Thursday 11 October – 4pm

OGGB 5 (Room 051)

University of Auckland Business School

12 Grafton Road

Since 2016, my most common academic presentation to interdisciplinary scientist/researcher audiences is a variant of the question, ‘why don’t policymakers listen to your evidence?’ I provide three main answers to provoke workshop debate:

  1. Many policymakers have many different ideas about what counts as good evidence
  2. Policymakers have to ignore almost all evidence and almost every decision taken in their name
  3. Policymakers do not control the policy process (in the way that a policy cycle suggests)​

However, the practical meaning of these statements varies by audience. To an audience of not-social-scientists, I suggest that we do not simply blame politics and politicians: let’s act effectively in a policy process that exists, rather than hoping that a new system will appear. With an audience more conversant with policy studies, we can discuss their practical lessons and the advice we might give to advocates of research evidence seeking policy-theory-informed impact.

Why don’t policymakers listen to your evidence?

Professor Paul Cairney, Professor of Politics and Public Policy at the University of Stirling
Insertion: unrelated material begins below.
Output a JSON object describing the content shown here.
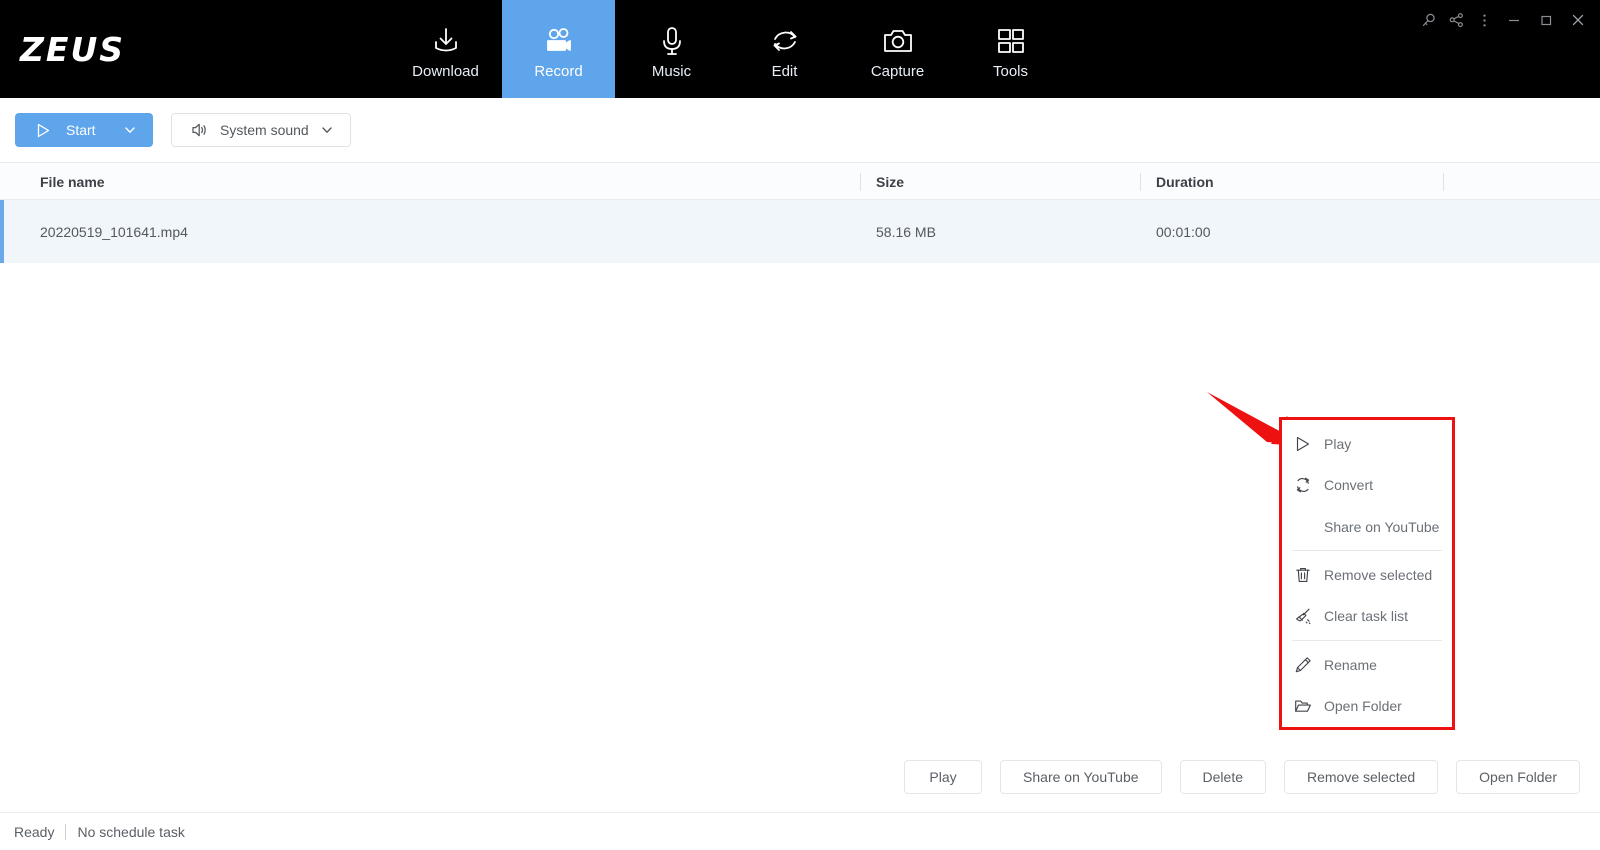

Paul Cairney is a specialist in British politics and public policy, currently focussing on the ways in which policy studies can explain the use of evidence in politics and policy, and how policymakers translate broad long term aims into evidence-informed objectives.



Print Friendly, PDF & Email